While the absolute minimum number of partitions would be one (1), a typical installation of GNU/Linux will have at least two (2) partitions: the root partition (denoted as /) and the swap partition. You can opt to have all files on a single partition within most distro’s during installation.
Is 100 GB enough for Ubuntu?
It depends on what you plan on doing with this, But I have found that you will need at least 10GB for a basic Ubuntu install + a few user installed programs. I recommend 16GB at a minimum to provide some room to grow when you add a few programs and packages. Anything larger than 25GB is likely too large.
Is 50 GB enough for Ubuntu?
50GB will provide enough disk space to install all the software that you need, but you will not be able to download too many other large files.
Which is faster Ubuntu or Mint?
Mint may seem a little quicker in use day-to-day, but on older hardware, it will definitely feel faster, whereas Ubuntu appears to run slower the older the machine gets. Mint gets faster still when running MATE, as does Ubuntu.
How many bootable partitions can I have?
4 – It’s only possible to have 4 primary partitions at a time if using MBR.
Does Linux use MBR or GPT?

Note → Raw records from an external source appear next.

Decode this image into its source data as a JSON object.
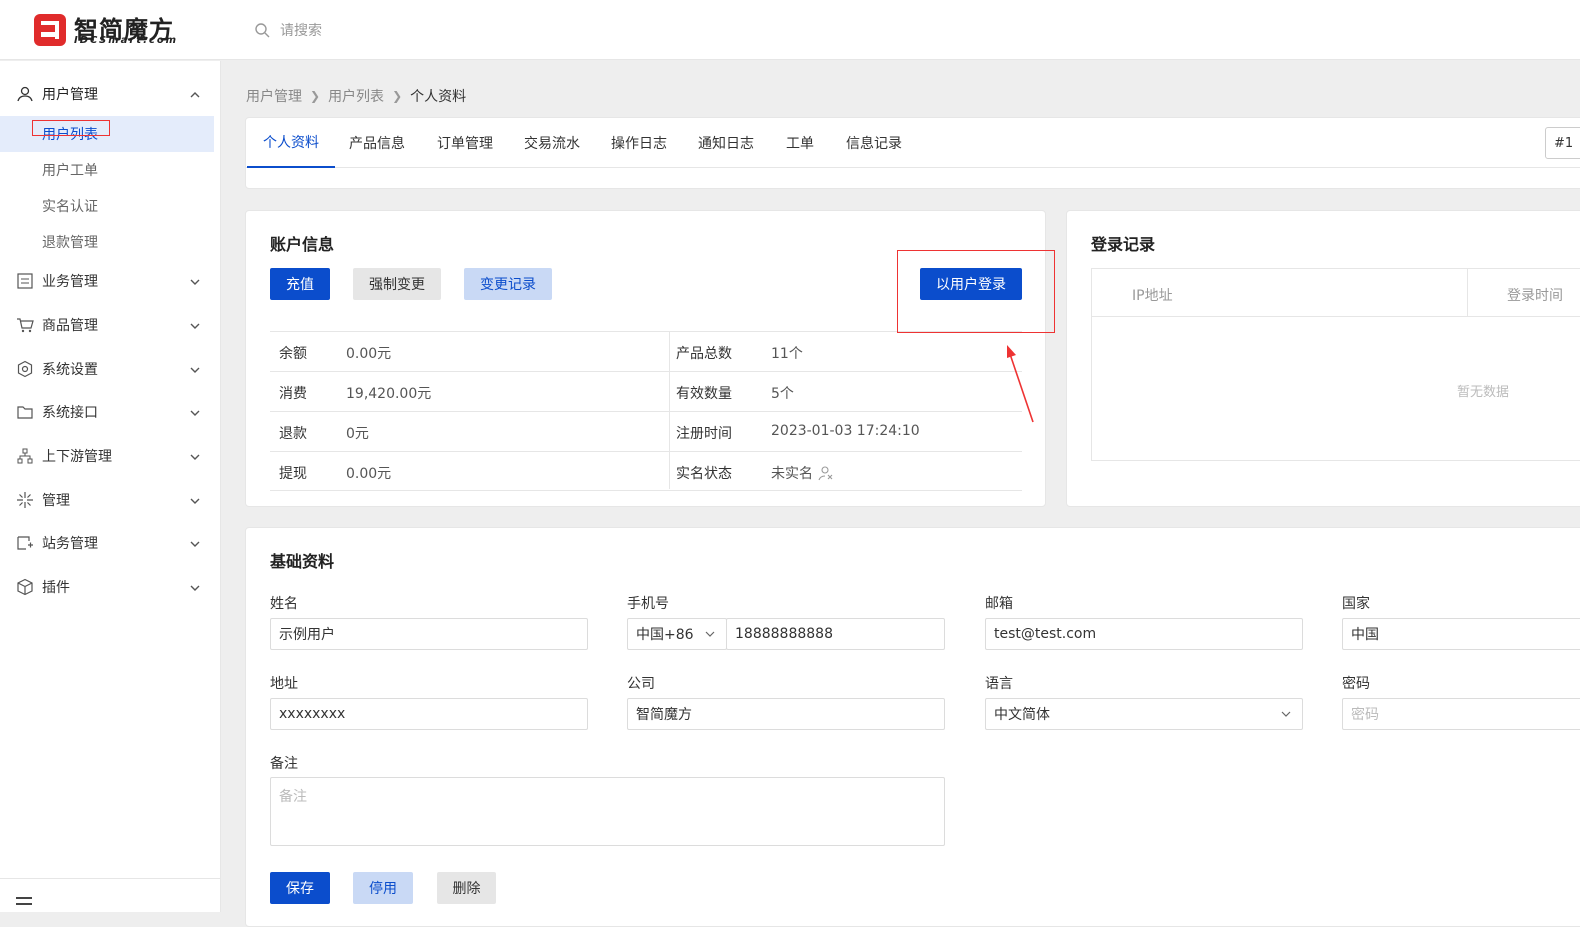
{
  "brand": {
    "name_cn": "智简魔方",
    "name_en": "IDCSmart.com"
  },
  "search": {
    "placeholder": "请搜索"
  },
  "sidebar": {
    "items": [
      {
        "label": "用户管理",
        "icon": "user-icon",
        "expanded": true
      },
      {
        "label": "业务管理",
        "icon": "list-icon"
      },
      {
        "label": "商品管理",
        "icon": "cart-icon"
      },
      {
        "label": "系统设置",
        "icon": "gear-icon"
      },
      {
        "label": "系统接口",
        "icon": "folder-icon"
      },
      {
        "label": "上下游管理",
        "icon": "network-icon"
      },
      {
        "label": "管理",
        "icon": "sparkle-icon"
      },
      {
        "label": "站务管理",
        "icon": "site-icon"
      },
      {
        "label": "插件",
        "icon": "cube-icon"
      }
    ],
    "subitems": [
      "用户列表",
      "用户工单",
      "实名认证",
      "退款管理"
    ],
    "active_sub": "用户列表"
  },
  "breadcrumb": [
    "用户管理",
    "用户列表",
    "个人资料"
  ],
  "tabs": [
    "个人资料",
    "产品信息",
    "订单管理",
    "交易流水",
    "操作日志",
    "通知日志",
    "工单",
    "信息记录"
  ],
  "tab_right": "#1",
  "account": {
    "title": "账户信息",
    "buttons": {
      "recharge": "充值",
      "force_change": "强制变更",
      "change_log": "变更记录",
      "login_as_user": "以用户登录"
    },
    "left_rows": [
      {
        "label": "余额",
        "value": "0.00元"
      },
      {
        "label": "消费",
        "value": "19,420.00元"
      },
      {
        "label": "退款",
        "value": "0元"
      },
      {
        "label": "提现",
        "value": "0.00元"
      }
    ],
    "right_rows": [
      {
        "label": "产品总数",
        "value": "11个"
      },
      {
        "label": "有效数量",
        "value": "5个"
      },
      {
        "label": "注册时间",
        "value": "2023-01-03 17:24:10"
      },
      {
        "label": "实名状态",
        "value": "未实名"
      }
    ]
  },
  "login_records": {
    "title": "登录记录",
    "columns": [
      "IP地址",
      "登录时间"
    ],
    "empty": "暂无数据"
  },
  "basic": {
    "title": "基础资料",
    "fields": {
      "name": {
        "label": "姓名",
        "value": "示例用户"
      },
      "phone": {
        "label": "手机号",
        "code": "中国+86",
        "value": "18888888888"
      },
      "email": {
        "label": "邮箱",
        "value": "test@test.com"
      },
      "country": {
        "label": "国家",
        "value": "中国"
      },
      "address": {
        "label": "地址",
        "value": "xxxxxxxx"
      },
      "company": {
        "label": "公司",
        "value": "智简魔方"
      },
      "language": {
        "label": "语言",
        "value": "中文简体"
      },
      "password": {
        "label": "密码",
        "placeholder": "密码"
      },
      "notes": {
        "label": "备注",
        "placeholder": "备注"
      }
    },
    "buttons": {
      "save": "保存",
      "disable": "停用",
      "delete": "删除"
    }
  },
  "colors": {
    "primary": "#0b4dcc",
    "annotation": "#e33333"
  }
}
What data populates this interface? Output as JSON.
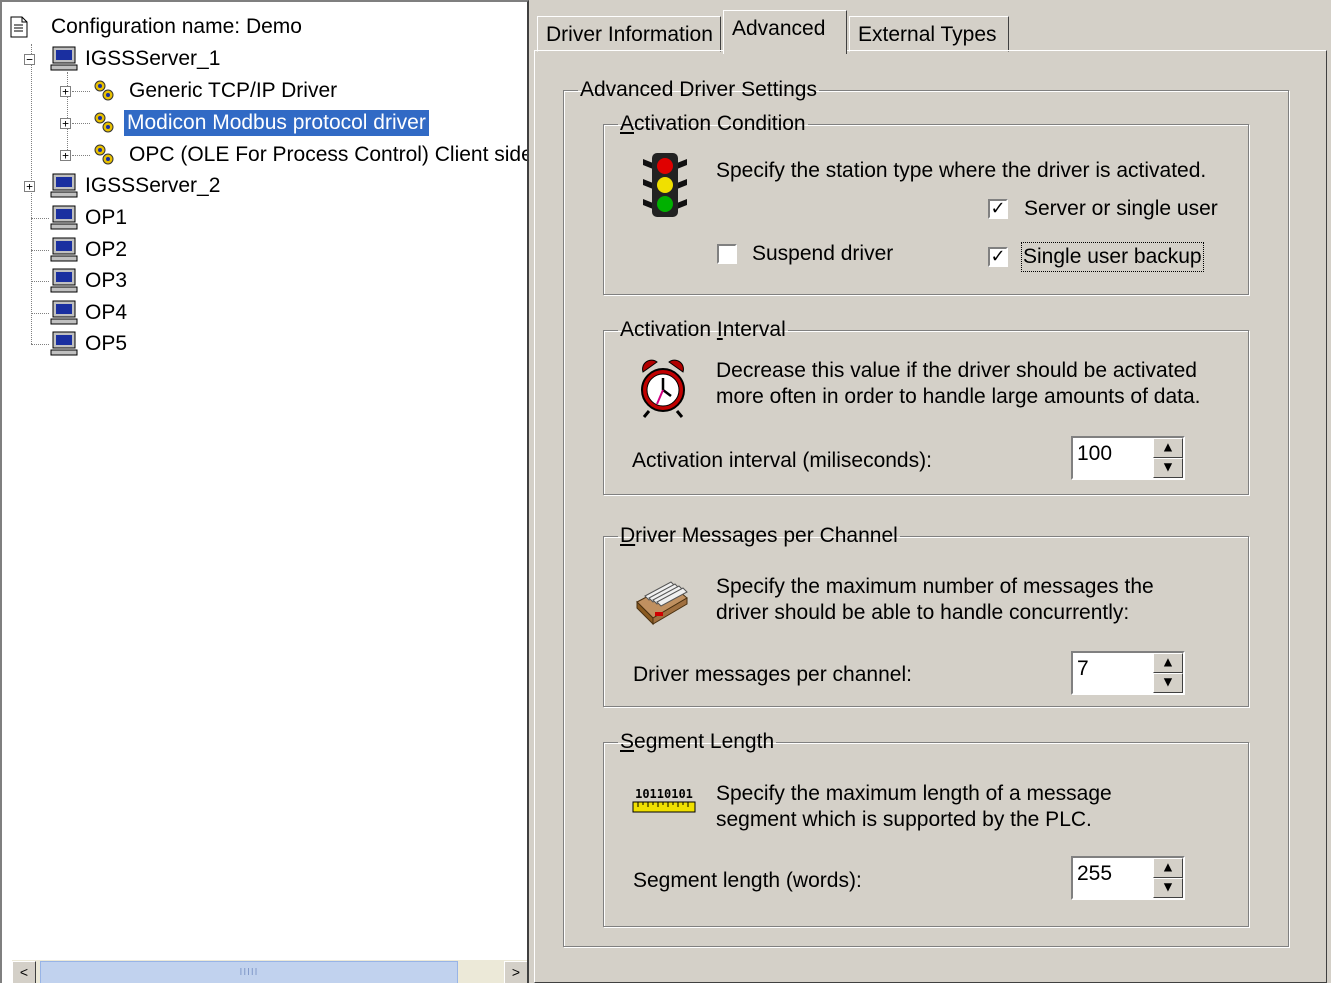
{
  "tree": {
    "root_label": "Configuration name: Demo",
    "nodes": [
      {
        "label": "IGSSServer_1",
        "expander": "−",
        "icon": "computer-icon"
      },
      {
        "label": "Generic TCP/IP Driver",
        "expander": "+",
        "icon": "driver-icon"
      },
      {
        "label": "Modicon Modbus protocol driver",
        "expander": "+",
        "icon": "driver-icon",
        "selected": true
      },
      {
        "label": "OPC (OLE For Process Control) Client side",
        "expander": "+",
        "icon": "driver-icon"
      },
      {
        "label": "IGSSServer_2",
        "expander": "+",
        "icon": "computer-icon"
      },
      {
        "label": "OP1",
        "icon": "computer-icon"
      },
      {
        "label": "OP2",
        "icon": "computer-icon"
      },
      {
        "label": "OP3",
        "icon": "computer-icon"
      },
      {
        "label": "OP4",
        "icon": "computer-icon"
      },
      {
        "label": "OP5",
        "icon": "computer-icon"
      }
    ],
    "scroll_left": "<",
    "scroll_right": ">",
    "scroll_thumb": "IIIII"
  },
  "tabs": [
    {
      "label": "Driver Information",
      "active": false
    },
    {
      "label": "Advanced",
      "active": true
    },
    {
      "label": "External Types",
      "active": false
    }
  ],
  "advanced": {
    "group_title": "Advanced Driver Settings",
    "activation_condition": {
      "title_u": "A",
      "title_rest": "ctivation Condition",
      "description": "Specify the station type where the driver is activated.",
      "icon": "traffic-light-icon",
      "server_or_single_user": {
        "label": "Server or single user",
        "checked": true,
        "mark": "✓"
      },
      "suspend_driver": {
        "label": "Suspend driver",
        "checked": false,
        "mark": ""
      },
      "single_user_backup": {
        "label": "Single user backup",
        "checked": true,
        "mark": "✓"
      }
    },
    "activation_interval": {
      "title_pre": "Activation ",
      "title_u": "I",
      "title_rest": "nterval",
      "description_line1": "Decrease this value if the driver should be activated",
      "description_line2": "more often in order to handle large amounts of data.",
      "icon": "alarm-clock-icon",
      "field_label": "Activation interval (miliseconds):",
      "value": "100"
    },
    "driver_messages": {
      "title_u": "D",
      "title_rest": "river Messages per Channel",
      "description_line1": "Specify the maximum number of messages the",
      "description_line2": "driver should be able to handle concurrently:",
      "icon": "message-tray-icon",
      "field_label": "Driver messages per channel:",
      "value": "7"
    },
    "segment_length": {
      "title_u": "S",
      "title_rest": "egment Length",
      "description_line1": "Specify the maximum length of a message",
      "description_line2": "segment which is supported by the PLC.",
      "icon": "ruler-icon",
      "icon_text": "10110101",
      "field_label": "Segment length (words):",
      "value": "255"
    },
    "spin_up": "▲",
    "spin_down": "▼"
  }
}
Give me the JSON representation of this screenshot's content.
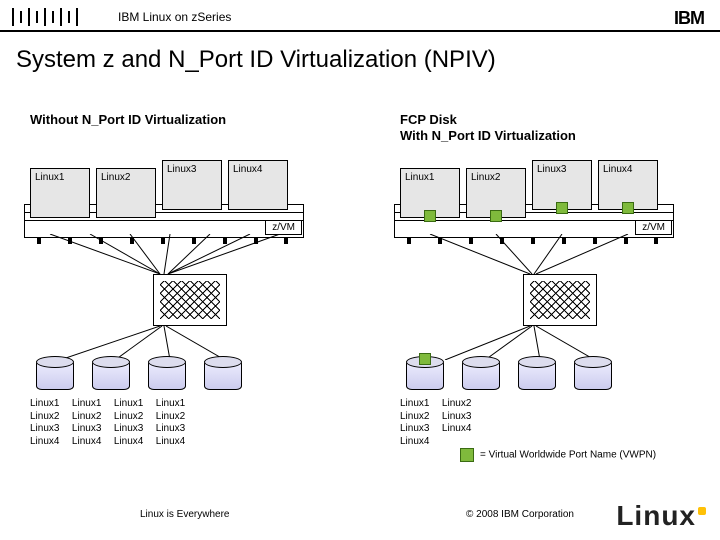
{
  "header": {
    "breadcrumb": "IBM Linux on zSeries",
    "brand": "IBM"
  },
  "title": "System z and N_Port ID Virtualization (NPIV)",
  "left_panel": {
    "caption": "Without N_Port ID Virtualization",
    "guests": [
      "Linux1",
      "Linux2",
      "Linux3",
      "Linux4"
    ],
    "hypervisor": "z/VM",
    "disk_assign": {
      "columns": [
        [
          "Linux1",
          "Linux2",
          "Linux3",
          "Linux4"
        ],
        [
          "Linux1",
          "Linux2",
          "Linux3",
          "Linux4"
        ],
        [
          "Linux1",
          "Linux2",
          "Linux3",
          "Linux4"
        ],
        [
          "Linux1",
          "Linux2",
          "Linux3",
          "Linux4"
        ]
      ]
    }
  },
  "right_panel": {
    "caption_line1": "FCP Disk",
    "caption_line2": "With N_Port ID Virtualization",
    "guests": [
      "Linux1",
      "Linux2",
      "Linux3",
      "Linux4"
    ],
    "hypervisor": "z/VM",
    "disk_assign_left": [
      "Linux1",
      "Linux2",
      "Linux3",
      "Linux4"
    ],
    "disk_assign_right": [
      "Linux2",
      "Linux3",
      "Linux4"
    ]
  },
  "legend": "= Virtual Worldwide Port Name (VWPN)",
  "footer": {
    "left": "Linux is Everywhere",
    "right": "© 2008 IBM Corporation",
    "logo": "Linux"
  }
}
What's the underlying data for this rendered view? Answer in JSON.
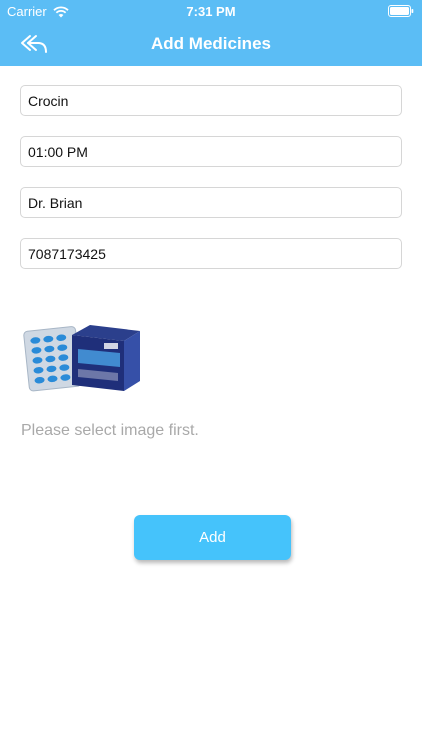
{
  "status_bar": {
    "carrier": "Carrier",
    "time": "7:31 PM",
    "icons": [
      "wifi-icon",
      "battery-icon"
    ]
  },
  "nav": {
    "title": "Add Medicines",
    "back_icon": "reply-arrow-icon"
  },
  "form": {
    "medicine_name": "Crocin",
    "time": "01:00 PM",
    "doctor": "Dr. Brian",
    "phone": "7087173425"
  },
  "image_hint": "Please select image first.",
  "add_button_label": "Add",
  "colors": {
    "header": "#5bbdf5",
    "button": "#45c3fb",
    "hint_text": "#a9a9a9",
    "field_border": "#d6d6d6"
  }
}
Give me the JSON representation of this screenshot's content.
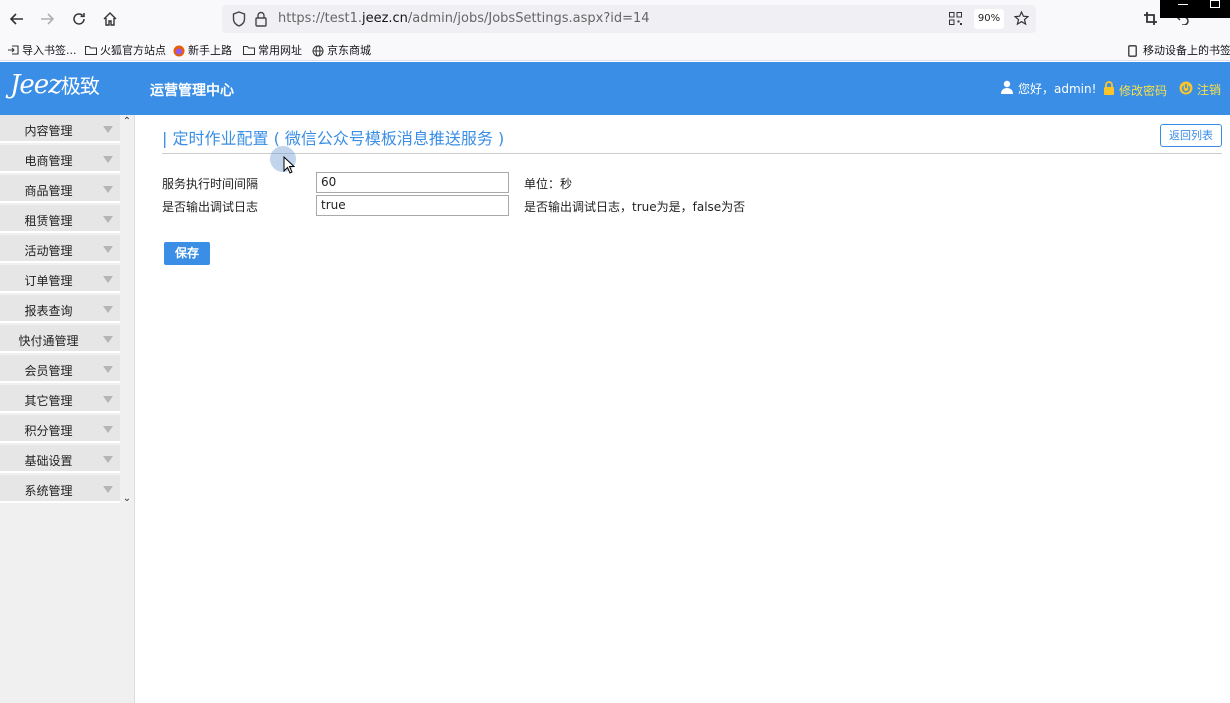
{
  "browser": {
    "url_prefix": "https://test1.",
    "url_domain": "jeez.cn",
    "url_path": "/admin/jobs/JobsSettings.aspx?id=14",
    "zoom": "90%",
    "bookmarks": [
      "导入书签...",
      "火狐官方站点",
      "新手上路",
      "常用网址",
      "京东商城"
    ],
    "mobile_bookmarks": "移动设备上的书签"
  },
  "header": {
    "logo_latin": "Jeez",
    "logo_cn": "极致",
    "system_title": "运营管理中心",
    "greeting": "您好，admin!",
    "change_password": "修改密码",
    "logout": "注销",
    "color": "#3a8ee6"
  },
  "sidebar": {
    "items": [
      "内容管理",
      "电商管理",
      "商品管理",
      "租赁管理",
      "活动管理",
      "订单管理",
      "报表查询",
      "快付通管理",
      "会员管理",
      "其它管理",
      "积分管理",
      "基础设置",
      "系统管理"
    ]
  },
  "main": {
    "title": "| 定时作业配置 ( 微信公众号模板消息推送服务 )",
    "back_button": "返回列表",
    "fields": [
      {
        "label": "服务执行时间间隔",
        "value": "60",
        "note": "单位：秒"
      },
      {
        "label": "是否输出调试日志",
        "value": "true",
        "note": "是否输出调试日志，true为是，false为否"
      }
    ],
    "save_button": "保存"
  }
}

It is common for Linux servers to have several hard disks so it’s important to understand that large hard disks with more than 2TB and many newer hard disks use GPT in place of MBR to allow for the additional addressing of sectors.